(p) Per Jessel, M. R., in Anderson v. Bank of Brit. Columbia, (1876) 2 Ch. D. 644, 650; 45 L. J. Ch. 449.

(q) Wahham v. Stainton, (1863) 2 H. & M. 1.

(r) Calley v. Richards, (1854) 19 Beav. at p. 404 ; see contra, at Law, Fountain v. Young, (1807) 6 Esp. 113. Generally, as to the persons within the privilege, see Bray, 357.

(s) Kerrv.

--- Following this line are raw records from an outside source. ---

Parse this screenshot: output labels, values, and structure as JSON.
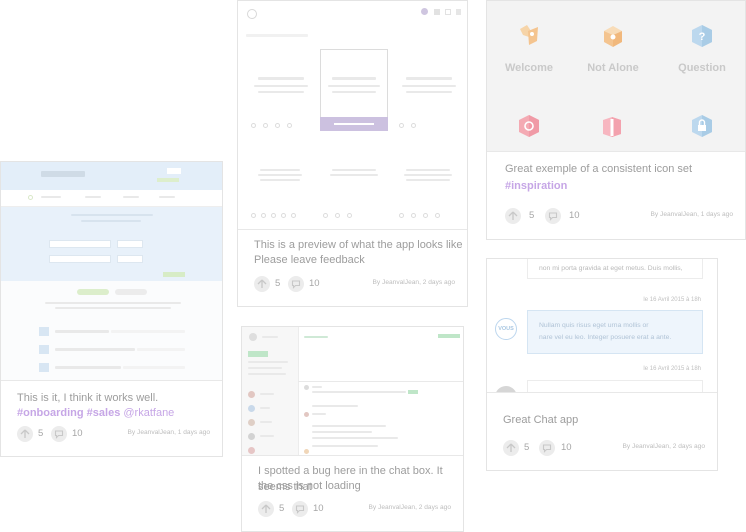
{
  "cards": {
    "dashboard": {
      "description": "This is it, I think it works well.",
      "tags": [
        "#onboarding",
        "#sales"
      ],
      "mention": "@rkatfane",
      "likes": "5",
      "comments": "10",
      "meta": "By JeanvalJean, 1 days ago"
    },
    "wireframe": {
      "description_line1": "This is a preview of what the app looks like",
      "description_line2": "Please leave feedback",
      "likes": "5",
      "comments": "10",
      "meta": "By JeanvalJean, 2 days ago"
    },
    "chatbug": {
      "description_line1": "I spotted a bug here in the chat box. It seems that",
      "description_line2": "the css is not loading",
      "likes": "5",
      "comments": "10",
      "meta": "By JeanvalJean, 2 days ago"
    },
    "icons": {
      "labels": [
        "Welcome",
        "Not Alone",
        "Question"
      ],
      "description": "Great exemple of a consistent icon set",
      "tag": "#inspiration",
      "likes": "5",
      "comments": "10",
      "meta": "By JeanvalJean, 1 days ago"
    },
    "chatapp": {
      "message1": "non mi porta gravida at eget metus. Duis mollis,",
      "time1": "le 16 Avril 2015 à 18h",
      "avatar_label": "VOUS",
      "message2_line1": "Nullam quis risus eget urna mollis or",
      "message2_line2": "nare vel eu leo. Integer posuere erat a ante.",
      "time2": "le 16 Avril 2015 à 18h",
      "description": "Great Chat app",
      "likes": "5",
      "comments": "10",
      "meta": "By JeanvalJean, 2 days ago"
    }
  },
  "colors": {
    "tag": "#c6a6e6",
    "accent_purple": "#ccc1e0",
    "dashboard_blue": "#e6f1fb",
    "chat_green": "#bfe6c8",
    "icon_orange": "#f4c48f",
    "icon_blue": "#a9cce6",
    "icon_pink": "#f09aa6"
  }
}
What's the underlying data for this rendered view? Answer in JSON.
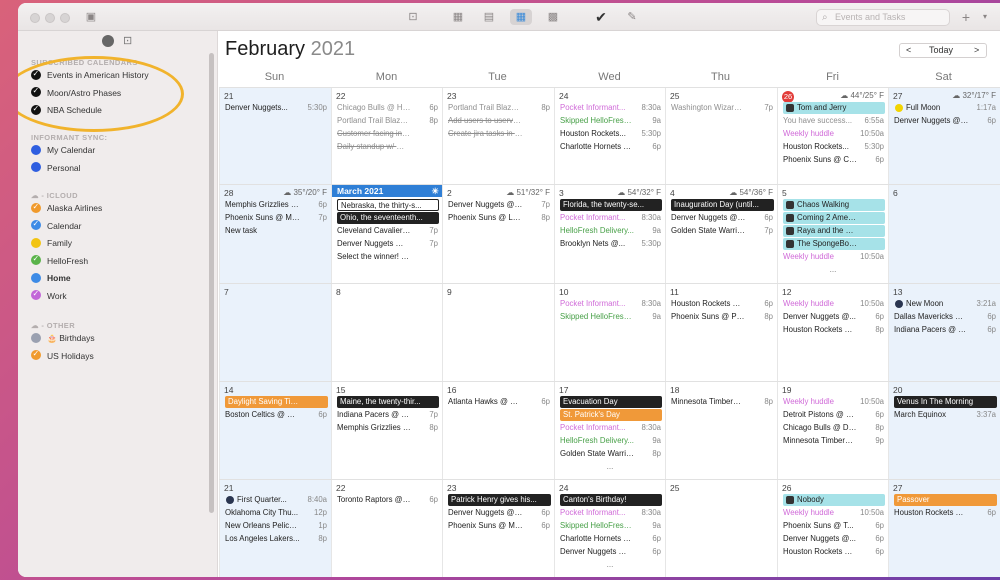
{
  "search": {
    "placeholder": "Events and Tasks"
  },
  "sidebar": {
    "sections": [
      {
        "label": "SUBSCRIBED CALENDARS",
        "items": [
          {
            "label": "Events in American History",
            "color": "#111111",
            "checked": true
          },
          {
            "label": "Moon/Astro Phases",
            "color": "#111111",
            "checked": true
          },
          {
            "label": "NBA Schedule",
            "color": "#111111",
            "checked": true
          }
        ]
      },
      {
        "label": "INFORMANT SYNC:",
        "items": [
          {
            "label": "My Calendar",
            "color": "#2f5ee0",
            "checked": false
          },
          {
            "label": "Personal",
            "color": "#2f5ee0",
            "checked": false
          }
        ]
      },
      {
        "label": "ICLOUD",
        "items": [
          {
            "label": "Alaska Airlines",
            "color": "#f09a2c",
            "checked": true
          },
          {
            "label": "Calendar",
            "color": "#3d8be6",
            "checked": true
          },
          {
            "label": "Family",
            "color": "#f2c412",
            "checked": false
          },
          {
            "label": "HelloFresh",
            "color": "#5ab34a",
            "checked": true
          },
          {
            "label": "Home",
            "color": "#3d8be6",
            "checked": false,
            "bold": true
          },
          {
            "label": "Work",
            "color": "#c266d8",
            "checked": true
          }
        ]
      },
      {
        "label": "OTHER",
        "items": [
          {
            "label": "Birthdays",
            "color": "#9aa0b0",
            "checked": false,
            "icon": "🎂"
          },
          {
            "label": "US Holidays",
            "color": "#f09a2c",
            "checked": true
          }
        ]
      }
    ]
  },
  "header": {
    "month": "February",
    "year": "2021",
    "prev": "<",
    "today": "Today",
    "next": ">"
  },
  "dow": [
    "Sun",
    "Mon",
    "Tue",
    "Wed",
    "Thu",
    "Fri",
    "Sat"
  ],
  "weeks": [
    {
      "days": [
        {
          "num": "21",
          "events": [
            {
              "t": "Denver Nuggets...",
              "tm": "5:30p"
            }
          ]
        },
        {
          "num": "22",
          "events": [
            {
              "t": "Chicago Bulls @ Hou...",
              "tm": "6p",
              "s": "gray"
            },
            {
              "t": "Portland Trail Blazer...",
              "tm": "8p",
              "s": "gray"
            },
            {
              "t": "Customer facing info p...",
              "s": "strike"
            },
            {
              "t": "Daily standup w/ Web...",
              "s": "strike"
            }
          ]
        },
        {
          "num": "23",
          "events": [
            {
              "t": "Portland Trail Blazer...",
              "tm": "8p",
              "s": "gray"
            },
            {
              "t": "Add users to uservoice",
              "s": "strike"
            },
            {
              "t": "Create jira tasks in bac...",
              "s": "strike"
            }
          ]
        },
        {
          "num": "24",
          "events": [
            {
              "t": "Pocket Informant...",
              "tm": "8:30a",
              "s": "pink"
            },
            {
              "t": "Skipped HelloFresh...",
              "tm": "9a",
              "s": "green"
            },
            {
              "t": "Houston Rockets...",
              "tm": "5:30p"
            },
            {
              "t": "Charlotte Hornets @...",
              "tm": "6p"
            }
          ]
        },
        {
          "num": "25",
          "events": [
            {
              "t": "Washington Wizards...",
              "tm": "7p",
              "s": "gray"
            }
          ]
        },
        {
          "num": "26",
          "today": true,
          "wx": "44°/25° F",
          "events": [
            {
              "t": "Tom and Jerry",
              "s": "cyan"
            },
            {
              "t": "You have success...",
              "tm": "6:55a",
              "s": "gray"
            },
            {
              "t": "Weekly huddle",
              "tm": "10:50a",
              "s": "pink"
            },
            {
              "t": "Houston Rockets...",
              "tm": "5:30p"
            },
            {
              "t": "Phoenix Suns @ Chic...",
              "tm": "6p"
            }
          ]
        },
        {
          "num": "27",
          "wx": "32°/17° F",
          "events": [
            {
              "t": "Full Moon",
              "tm": "1:17a",
              "s": "moon",
              "mc": "#f2d400"
            },
            {
              "t": "Denver Nuggets @ O...",
              "tm": "6p"
            }
          ]
        }
      ]
    },
    {
      "days": [
        {
          "num": "28",
          "wx": "35°/20° F",
          "events": [
            {
              "t": "Memphis Grizzlies @...",
              "tm": "6p"
            },
            {
              "t": "Phoenix Suns @ Min...",
              "tm": "7p"
            },
            {
              "t": "New task"
            }
          ]
        },
        {
          "num": "March 2021",
          "march": true,
          "events": [
            {
              "t": "Nebraska, the thirty-s...",
              "s": "blackout"
            },
            {
              "t": "Ohio, the seventeenth...",
              "s": "black"
            },
            {
              "t": "Cleveland Cavaliers...",
              "tm": "7p"
            },
            {
              "t": "Denver Nuggets @ C...",
              "tm": "7p"
            },
            {
              "t": "Select the winner! 🏆 🎉"
            }
          ]
        },
        {
          "num": "2",
          "wx": "51°/32° F",
          "events": [
            {
              "t": "Denver Nuggets @ Ne...",
              "tm": "7p"
            },
            {
              "t": "Phoenix Suns @ Los...",
              "tm": "8p"
            }
          ]
        },
        {
          "num": "3",
          "wx": "54°/32° F",
          "events": [
            {
              "t": "Florida, the twenty-se...",
              "s": "black"
            },
            {
              "t": "Pocket Informant...",
              "tm": "8:30a",
              "s": "pink"
            },
            {
              "t": "HelloFresh Delivery...",
              "tm": "9a",
              "s": "green"
            },
            {
              "t": "Brooklyn Nets @...",
              "tm": "5:30p"
            }
          ]
        },
        {
          "num": "4",
          "wx": "54°/36° F",
          "events": [
            {
              "t": "Inauguration Day (until...",
              "s": "black"
            },
            {
              "t": "Denver Nuggets @ In...",
              "tm": "6p"
            },
            {
              "t": "Golden State Warrior...",
              "tm": "7p"
            }
          ]
        },
        {
          "num": "5",
          "events": [
            {
              "t": "Chaos Walking",
              "s": "cyan"
            },
            {
              "t": "Coming 2 America...",
              "s": "cyan"
            },
            {
              "t": "Raya and the Last...",
              "s": "cyan"
            },
            {
              "t": "The SpongeBob M...",
              "s": "cyan"
            },
            {
              "t": "Weekly huddle",
              "tm": "10:50a",
              "s": "pink"
            }
          ],
          "more": "..."
        },
        {
          "num": "6",
          "events": []
        }
      ]
    },
    {
      "days": [
        {
          "num": "7",
          "events": []
        },
        {
          "num": "8",
          "events": []
        },
        {
          "num": "9",
          "events": []
        },
        {
          "num": "10",
          "events": [
            {
              "t": "Pocket Informant...",
              "tm": "8:30a",
              "s": "pink"
            },
            {
              "t": "Skipped HelloFresh...",
              "tm": "9a",
              "s": "green"
            }
          ]
        },
        {
          "num": "11",
          "events": [
            {
              "t": "Houston Rockets @...",
              "tm": "6p"
            },
            {
              "t": "Phoenix Suns @ Port...",
              "tm": "8p"
            }
          ]
        },
        {
          "num": "12",
          "events": [
            {
              "t": "Weekly huddle",
              "tm": "10:50a",
              "s": "pink"
            },
            {
              "t": "Denver Nuggets @...",
              "tm": "6p"
            },
            {
              "t": "Houston Rockets @...",
              "tm": "8p"
            }
          ]
        },
        {
          "num": "13",
          "events": [
            {
              "t": "New Moon",
              "tm": "3:21a",
              "s": "moon",
              "mc": "#2a3550"
            },
            {
              "t": "Dallas Mavericks @...",
              "tm": "6p"
            },
            {
              "t": "Indiana Pacers @ Ph...",
              "tm": "6p"
            }
          ]
        }
      ]
    },
    {
      "days": [
        {
          "num": "14",
          "events": [
            {
              "t": "Daylight Saving Time",
              "s": "orange"
            },
            {
              "t": "Boston Celtics @ Ho...",
              "tm": "6p"
            }
          ]
        },
        {
          "num": "15",
          "events": [
            {
              "t": "Maine, the twenty-thir...",
              "s": "black"
            },
            {
              "t": "Indiana Pacers @ De...",
              "tm": "7p"
            },
            {
              "t": "Memphis Grizzlies @...",
              "tm": "8p"
            }
          ]
        },
        {
          "num": "16",
          "events": [
            {
              "t": "Atlanta Hawks @ Ho...",
              "tm": "6p"
            }
          ]
        },
        {
          "num": "17",
          "events": [
            {
              "t": "Evacuation Day",
              "s": "black"
            },
            {
              "t": "St. Patrick's Day",
              "s": "orange"
            },
            {
              "t": "Pocket Informant...",
              "tm": "8:30a",
              "s": "pink"
            },
            {
              "t": "HelloFresh Delivery...",
              "tm": "9a",
              "s": "green"
            },
            {
              "t": "Golden State Warrior...",
              "tm": "8p"
            }
          ],
          "more": "..."
        },
        {
          "num": "18",
          "events": [
            {
              "t": "Minnesota Timberwo...",
              "tm": "8p"
            }
          ]
        },
        {
          "num": "19",
          "events": [
            {
              "t": "Weekly huddle",
              "tm": "10:50a",
              "s": "pink"
            },
            {
              "t": "Detroit Pistons @ Ho...",
              "tm": "6p"
            },
            {
              "t": "Chicago Bulls @ Den...",
              "tm": "8p"
            },
            {
              "t": "Minnesota Timberwo...",
              "tm": "9p"
            }
          ]
        },
        {
          "num": "20",
          "events": [
            {
              "t": "Venus In The Morning",
              "s": "black"
            },
            {
              "t": "March Equinox",
              "tm": "3:37a"
            }
          ]
        }
      ]
    },
    {
      "days": [
        {
          "num": "21",
          "events": [
            {
              "t": "First Quarter...",
              "tm": "8:40a",
              "s": "moon",
              "mc": "#2a3550"
            },
            {
              "t": "Oklahoma City Thu...",
              "tm": "12p"
            },
            {
              "t": "New Orleans Pelican...",
              "tm": "1p"
            },
            {
              "t": "Los Angeles Lakers...",
              "tm": "8p"
            }
          ]
        },
        {
          "num": "22",
          "events": [
            {
              "t": "Toronto Raptors @ H...",
              "tm": "6p"
            }
          ]
        },
        {
          "num": "23",
          "events": [
            {
              "t": "Patrick Henry gives his...",
              "s": "black"
            },
            {
              "t": "Denver Nuggets @ O...",
              "tm": "6p"
            },
            {
              "t": "Phoenix Suns @ Mia...",
              "tm": "6p"
            }
          ]
        },
        {
          "num": "24",
          "events": [
            {
              "t": "Canton's Birthday!",
              "s": "black"
            },
            {
              "t": "Pocket Informant...",
              "tm": "8:30a",
              "s": "pink"
            },
            {
              "t": "Skipped HelloFresh...",
              "tm": "9a",
              "s": "green"
            },
            {
              "t": "Charlotte Hornets @...",
              "tm": "6p"
            },
            {
              "t": "Denver Nuggets @ T...",
              "tm": "6p"
            }
          ],
          "more": "..."
        },
        {
          "num": "25",
          "events": []
        },
        {
          "num": "26",
          "events": [
            {
              "t": "Nobody",
              "s": "cyan"
            },
            {
              "t": "Weekly huddle",
              "tm": "10:50a",
              "s": "pink"
            },
            {
              "t": "Phoenix Suns @ T...",
              "tm": "6p"
            },
            {
              "t": "Denver Nuggets @...",
              "tm": "6p"
            },
            {
              "t": "Houston Rockets @...",
              "tm": "6p"
            }
          ]
        },
        {
          "num": "27",
          "events": [
            {
              "t": "Passover",
              "s": "orange"
            },
            {
              "t": "Houston Rockets @...",
              "tm": "6p"
            }
          ]
        }
      ]
    }
  ]
}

Gillespie, (1844) 7 Beav. 572; and see Carpmael v. Powis, (1846) 1 Ph. 687, 693 ; 15 L. J. Ch. 275; Glyn v. Caulfield, (1851) 3 M. & G. 463 ; Slade v. Tucker, (18S0) 14 Ch. D. 824 ; 49 L. J. Ch. 644.

But the rule does not include a solicitor whom the purchaser consults, not professionally, but as a friend, agent, or steward (x) ; nor, where the same solicitor is employed by both parties, does it extend to communications which the purchaser makes to him as solicitor for the vendor (y) : nor to communications made to the solicitor from collateral quarters (s), nor to a map of the estate which the owner leaves with his solicitor for the purpose of effecting a sale (a); nor to matters which have come to his knowledge unpro-fessionally (b) ; nor to communications between co-defendants (r), or between the solicitors of adverse parties (d) ; nor to such as involve criminality or fraud, whether civil or criminal (e) : but it extends to all communications which take place between the purchaser and his solicitor (as such) with reference to the purchase (f), and to documents belonging to the purchaser which he leaves with his solicitor (g) : nor does the privilege cease by reason of the professional adviser acquiring a personal interest in the property to the title of which the confidential communication related (h) ; or of his having ceased to practise (i).

Who are not ■within the rule.

(t) Reid v. Langlois, (1849) 1 M. & G. 627.

(u) Carpmael v. Powis, (1846) 1 Ph. 687 ; Russell v. Jackson, (1851) 9 Ha. 387.

(x;) See Wilson v. Rastall, (1792) 4 T. R. 753, 759 ; Hughes v. Biddulph, (1827)4 Rus. 190; Greenlaw v. King, (1838) 1 Beav. 137 ; 8 L. J. N. S. Ch. 92; and see Blenhinsopp v. B., (1846) 10 Beav. 277 ; 16 L. J. Ch. 81 ; reversed on further evidence, (1848) 2 Ph. 607 ; 17 L. J. Ch. 343 ; Goodall v. Little, (1851) 1 Si. N. S. 155; 20 L. J. Ch. 132; Exp. Eawley, (1853) 20 L. T. (O. S.) 258 ; Smith v. Darnell, (1874) 18 Eq. 649 ; 44 L. J. Ch. 189 ; Moseley v. Victoria Rubber Co., (1886) 55 L. T. 482; and see per James, L. J., in Original Hartlepool Co. v. Moon, (1874) 30 L. T. 585.